An American in Paris saves its final flourish for its last act: a seventeen minute ballet, taking place in a mix Jerry’s memories and wishes after it seems he and Lise will be kept apart for ever. Choreographed by Kelly, there isn’t anything else really like this in the movies (until La La Land stole the idea). Minnelli and Kelly sit in the ballet in a deliberately artificial Paris, essentially Jerry’s paintings bought to life and mixed with those of his artist heroes. This sequence is at times a little indulgent (some reviewers have unkindly compared Kelly’s desire to dance a ballet to a clown gracing us with his Hamlet) but it’s beauty and dynamism means it rewards investing in it.

Because Kelly and Caron (who is admittedly incredibly raw here as an actor) are wonderful dancers and the choreography here showcases them to perfection. Partially retelling the events of the film, partially telling its own romantic fantasia of a couple bought together and pulled apart, it’s a perfect mixture of several dancing styles and emotions and looks stunning, in its hyper-realistic design.
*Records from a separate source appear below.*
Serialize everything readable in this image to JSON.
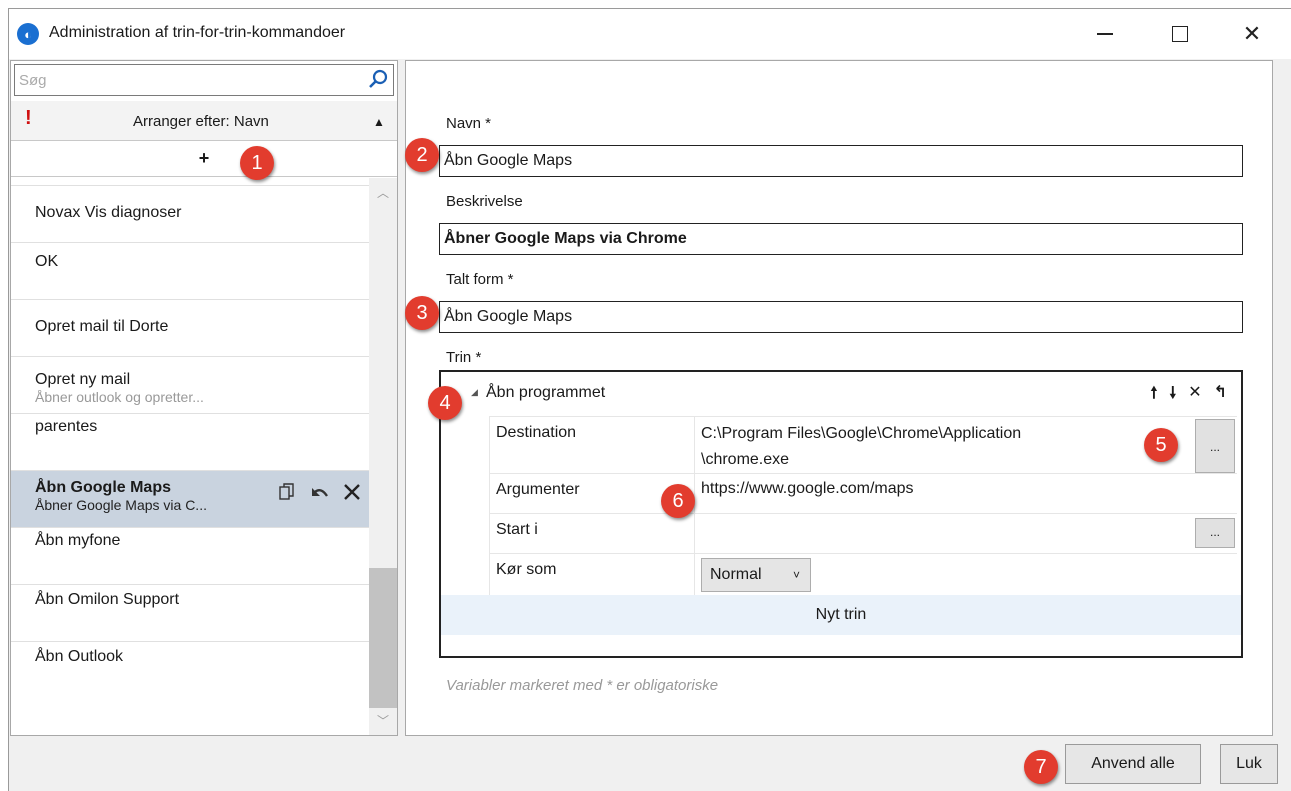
{
  "window": {
    "title": "Administration af trin-for-trin-kommandoer",
    "minimize": "",
    "maximize": "",
    "close": "✕"
  },
  "sidebar": {
    "search_placeholder": "Søg",
    "sort_warning": "!",
    "sort_label": "Arranger efter: Navn",
    "sort_arrow": "▲",
    "add_label": "+",
    "items": [
      {
        "name": "Novax Vis diagnoser",
        "desc": ""
      },
      {
        "name": "OK",
        "desc": ""
      },
      {
        "name": "Opret mail til Dorte",
        "desc": ""
      },
      {
        "name": "Opret ny mail",
        "desc": "Åbner outlook og opretter..."
      },
      {
        "name": "parentes",
        "desc": ""
      },
      {
        "name": "Åbn Google Maps",
        "desc": "Åbner Google Maps via C..."
      },
      {
        "name": "Åbn myfone",
        "desc": ""
      },
      {
        "name": "Åbn Omilon Support",
        "desc": ""
      },
      {
        "name": "Åbn Outlook",
        "desc": ""
      }
    ],
    "scroll_up": "︿",
    "scroll_down": "﹀"
  },
  "form": {
    "name_label": "Navn *",
    "name_value": "Åbn Google Maps",
    "desc_label": "Beskrivelse",
    "desc_value": "Åbner Google Maps via Chrome",
    "spoken_label": "Talt form *",
    "spoken_value": "Åbn Google Maps",
    "steps_label": "Trin *",
    "step": {
      "toggle": "◢",
      "title": "Åbn programmet",
      "actions": {
        "up": "🠕",
        "down": "🠗",
        "delete": "✕",
        "back": "↰"
      },
      "rows": [
        {
          "label": "Destination",
          "value_line1": "C:\\Program Files\\Google\\Chrome\\Application",
          "value_line2": "\\chrome.exe"
        },
        {
          "label": "Argumenter",
          "value": "https://www.google.com/maps"
        },
        {
          "label": "Start i",
          "value": ""
        },
        {
          "label": "Kør som",
          "value": "Normal"
        }
      ],
      "browse": "...",
      "combo_chevron": "˅"
    },
    "new_step": "Nyt trin",
    "hint": "Variabler markeret med * er obligatoriske"
  },
  "footer": {
    "apply_all": "Anvend alle",
    "close": "Luk"
  },
  "badges": [
    "1",
    "2",
    "3",
    "4",
    "5",
    "6",
    "7"
  ],
  "colors": {
    "badge": "#e23c2e",
    "selected_row": "#c9d3df",
    "new_step_bg": "#eaf2fa",
    "app_icon": "#1a6fd1"
  }
}
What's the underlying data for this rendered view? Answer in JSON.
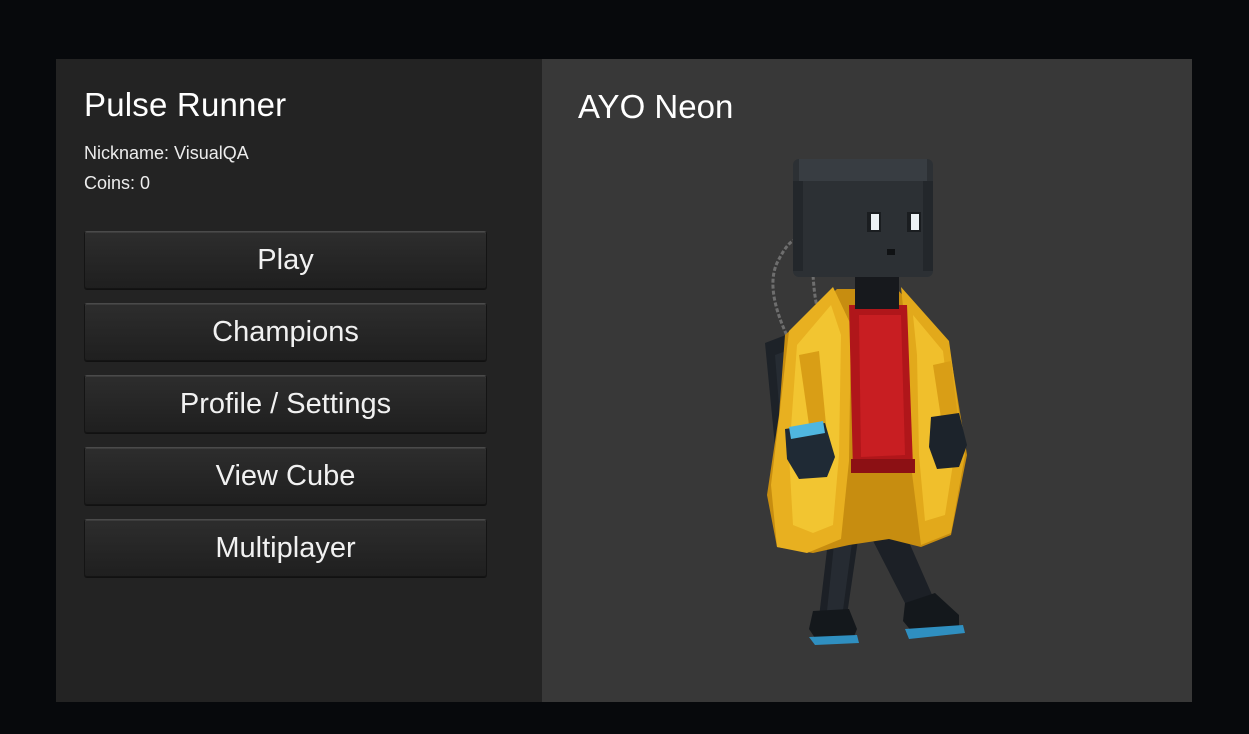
{
  "menu": {
    "title": "Pulse Runner",
    "nickname": "Nickname: VisualQA",
    "coins": "Coins: 0",
    "buttons": [
      "Play",
      "Champions",
      "Profile / Settings",
      "View Cube",
      "Multiplayer"
    ]
  },
  "preview": {
    "champion_name": "AYO Neon",
    "character_icon": "champion-sprite"
  },
  "colors": {
    "background": "#07090c",
    "left_panel": "#232323",
    "right_panel": "#383838",
    "coat": "#e8b020",
    "sweater": "#b0161a"
  }
}
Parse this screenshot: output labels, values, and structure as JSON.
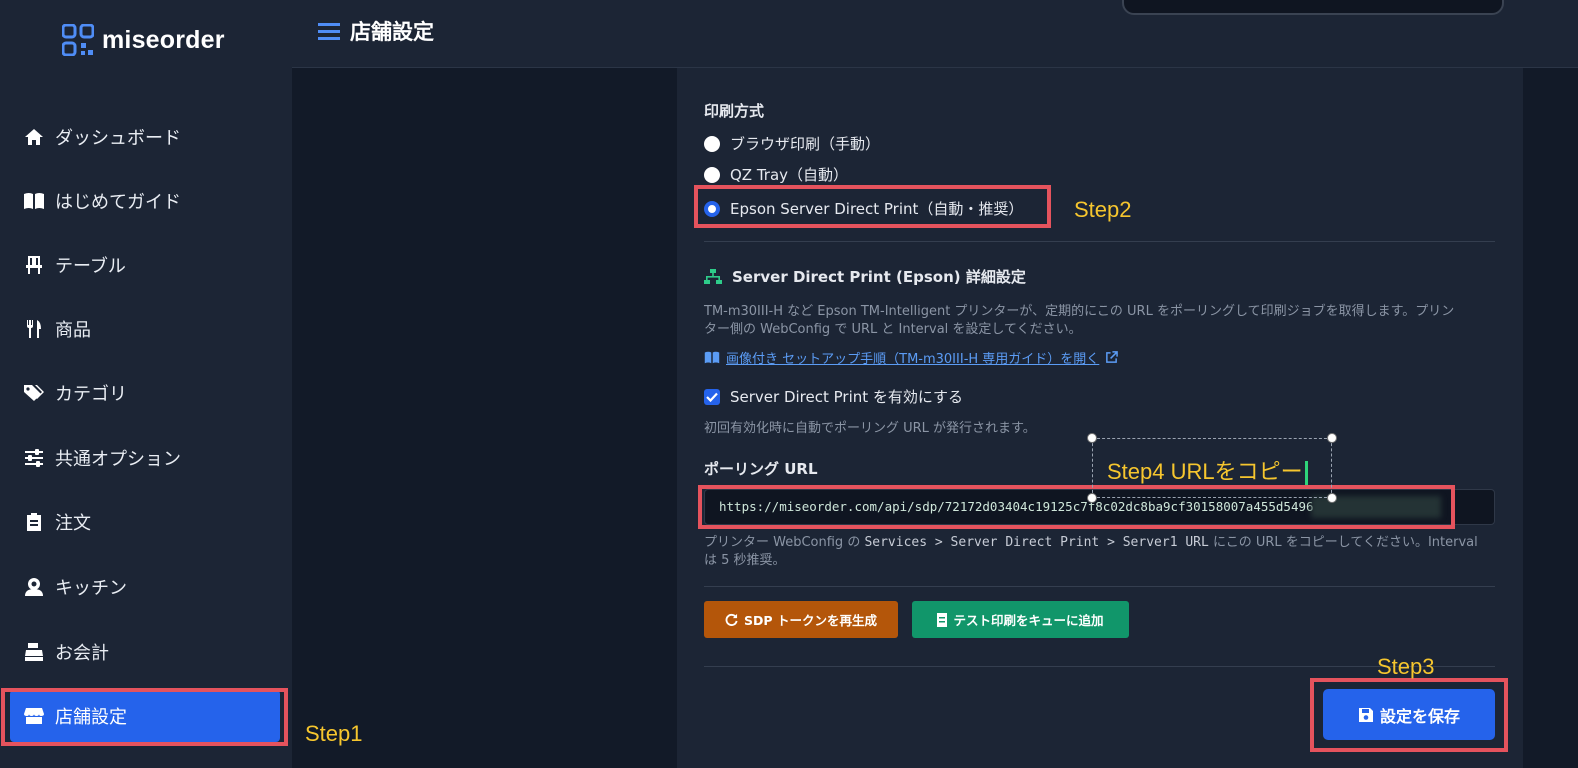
{
  "brand": {
    "name": "miseorder"
  },
  "header": {
    "title": "店舗設定"
  },
  "sidebar": {
    "items": [
      {
        "label": "ダッシュボード",
        "icon": "home-icon"
      },
      {
        "label": "はじめてガイド",
        "icon": "book-icon"
      },
      {
        "label": "テーブル",
        "icon": "chair-icon"
      },
      {
        "label": "商品",
        "icon": "utensils-icon"
      },
      {
        "label": "カテゴリ",
        "icon": "tags-icon"
      },
      {
        "label": "共通オプション",
        "icon": "sliders-icon"
      },
      {
        "label": "注文",
        "icon": "clipboard-icon"
      },
      {
        "label": "キッチン",
        "icon": "chef-icon"
      },
      {
        "label": "お会計",
        "icon": "cash-register-icon"
      },
      {
        "label": "店舗設定",
        "icon": "store-icon",
        "active": true
      }
    ]
  },
  "print_method": {
    "label": "印刷方式",
    "options": [
      {
        "label": "ブラウザ印刷（手動）",
        "checked": false
      },
      {
        "label": "QZ Tray（自動）",
        "checked": false
      },
      {
        "label": "Epson Server Direct Print（自動・推奨）",
        "checked": true
      }
    ]
  },
  "sdp": {
    "title": "Server Direct Print (Epson) 詳細設定",
    "description_line1": "TM-m30III-H など Epson TM-Intelligent プリンターが、定期的にこの URL をポーリングして印刷ジョブを取得します。プリン",
    "description_line2": "ター側の WebConfig で URL と Interval を設定してください。",
    "guide_link": "画像付き セットアップ手順（TM-m30III-H 専用ガイド）を開く",
    "enable_label": "Server Direct Print を有効にする",
    "enable_checked": true,
    "enable_hint": "初回有効化時に自動でポーリング URL が発行されます。",
    "polling_label": "ポーリング URL",
    "polling_url": "https://miseorder.com/api/sdp/72172d03404c19125c7f8c02dc8ba9cf30158007a455d5496",
    "hint_prefix": "プリンター WebConfig の ",
    "hint_path": "Services > Server Direct Print > Server1 URL",
    "hint_suffix": " にこの URL をコピーしてください。Interval",
    "hint_line2": "は 5 秒推奨。",
    "regen_button": "SDP トークンを再生成",
    "test_button": "テスト印刷をキューに追加",
    "save_button": "設定を保存"
  },
  "annotations": {
    "step1": "Step1",
    "step2": "Step2",
    "step3": "Step3",
    "step4": "Step4 URLをコピー"
  },
  "colors": {
    "accent": "#2563eb",
    "warning": "#b4560a",
    "success": "#11966a",
    "highlight": "#e5535d",
    "annotation": "#f6c62e"
  }
}
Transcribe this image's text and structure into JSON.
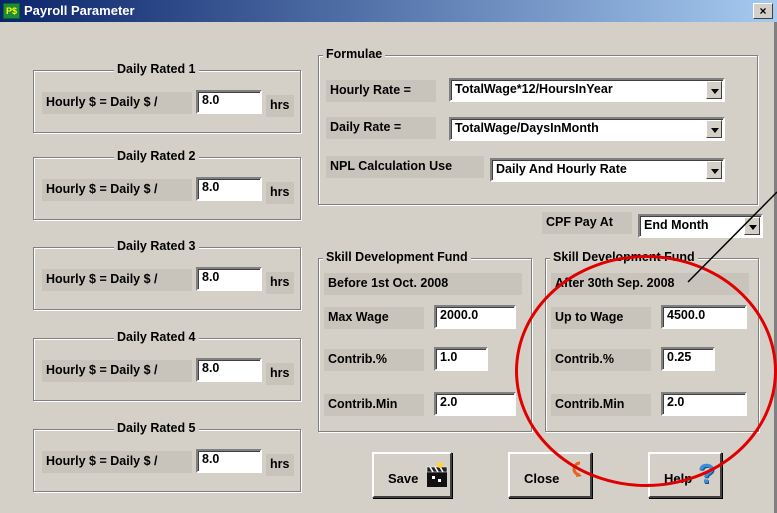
{
  "window": {
    "title": "Payroll Parameter",
    "close_glyph": "×",
    "app_icon": "payroll-app-icon"
  },
  "daily_rated": [
    {
      "title": "Daily Rated 1",
      "label": "Hourly $ = Daily $ /",
      "value": "8.0",
      "unit": "hrs"
    },
    {
      "title": "Daily Rated 2",
      "label": "Hourly $ = Daily $ /",
      "value": "8.0",
      "unit": "hrs"
    },
    {
      "title": "Daily Rated 3",
      "label": "Hourly $ = Daily $ /",
      "value": "8.0",
      "unit": "hrs"
    },
    {
      "title": "Daily Rated 4",
      "label": "Hourly $ = Daily $ /",
      "value": "8.0",
      "unit": "hrs"
    },
    {
      "title": "Daily Rated 5",
      "label": "Hourly $ = Daily $ /",
      "value": "8.0",
      "unit": "hrs"
    }
  ],
  "formulae": {
    "title": "Formulae",
    "hourly_label": "Hourly Rate =",
    "hourly_value": "TotalWage*12/HoursInYear",
    "daily_label": "Daily Rate  =",
    "daily_value": "TotalWage/DaysInMonth",
    "npl_label": "NPL Calculation Use",
    "npl_value": "Daily And Hourly Rate"
  },
  "cpf": {
    "label": "CPF Pay At",
    "value": "End Month"
  },
  "sdf_before": {
    "title": "Skill Development Fund",
    "subtitle": "Before 1st Oct. 2008",
    "max_label": "Max Wage",
    "max_value": "2000.0",
    "pct_label": "Contrib.%",
    "pct_value": "1.0",
    "min_label": "Contrib.Min",
    "min_value": "2.0"
  },
  "sdf_after": {
    "title": "Skill Development Fund",
    "subtitle": "After 30th Sep. 2008",
    "max_label": "Up to Wage",
    "max_value": "4500.0",
    "pct_label": "Contrib.%",
    "pct_value": "0.25",
    "min_label": "Contrib.Min",
    "min_value": "2.0"
  },
  "buttons": {
    "save": "Save",
    "close": "Close",
    "help": "Help",
    "help_glyph": "?"
  },
  "annotation": {
    "color": "#e00000"
  }
}
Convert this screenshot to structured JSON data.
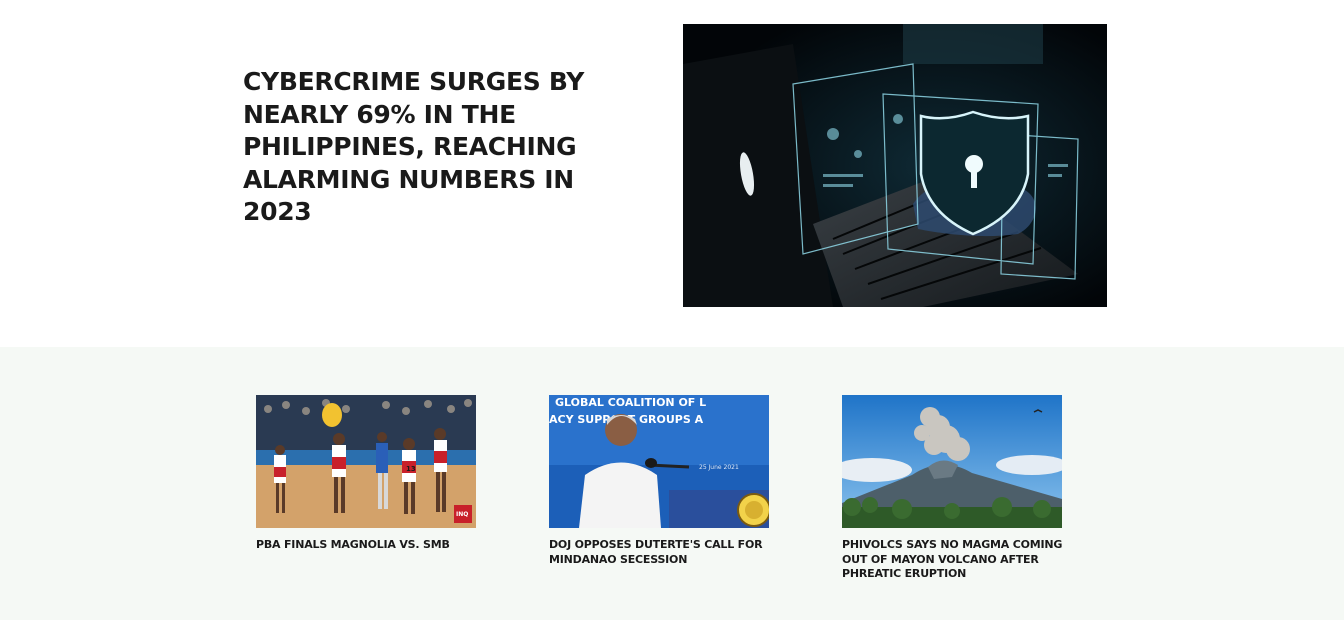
{
  "hero": {
    "title": "CYBERCRIME SURGES BY NEARLY 69% IN THE PHILIPPINES, REACHING ALARMING NUMBERS IN 2023",
    "image_subject": "hands typing on a laptop in the dark with a glowing shield and keyhole security overlay"
  },
  "related": {
    "items": [
      {
        "title": "PBA FINALS MAGNOLIA VS. SMB",
        "image_subject": "basketball players in red and white jerseys on court with blue-uniformed opponents and crowd",
        "image_badge": "INQ"
      },
      {
        "title": "DOJ OPPOSES DUTERTE'S CALL FOR MINDANAO SECESSION",
        "image_subject": "man in white barong speaking at a podium with presidential seal in front of a blue backdrop",
        "backdrop_text": [
          "GLOBAL COALITION OF L",
          "ACY SUPPORT GROUPS A",
          "25 June 2021"
        ]
      },
      {
        "title": "PHIVOLCS SAYS NO MAGMA COMING OUT OF MAYON VOLCANO AFTER PHREATIC ERUPTION",
        "image_subject": "volcano emitting a tall ash plume against a blue sky with green trees in foreground"
      }
    ]
  },
  "colors": {
    "text": "#1a1a1a",
    "page_background": "#ffffff",
    "related_background": "#f5f9f5"
  }
}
It makes for a unique ending to a classic musical that gets a bit overlooked – possibly because of the brilliance of Singin’ In the Rain that followed a year later, but was a flop compared to this mega-hit – but is an explosion of superb musical entertainment. Sure, the story is slight – only Nina Foch gets anything approach a hard-hitting role – but the joy is grand. Kelly is charm itself, Levant and Guétary very good in roles that riff on their personas and the whole thing will have you tapping toes and clicking fingers.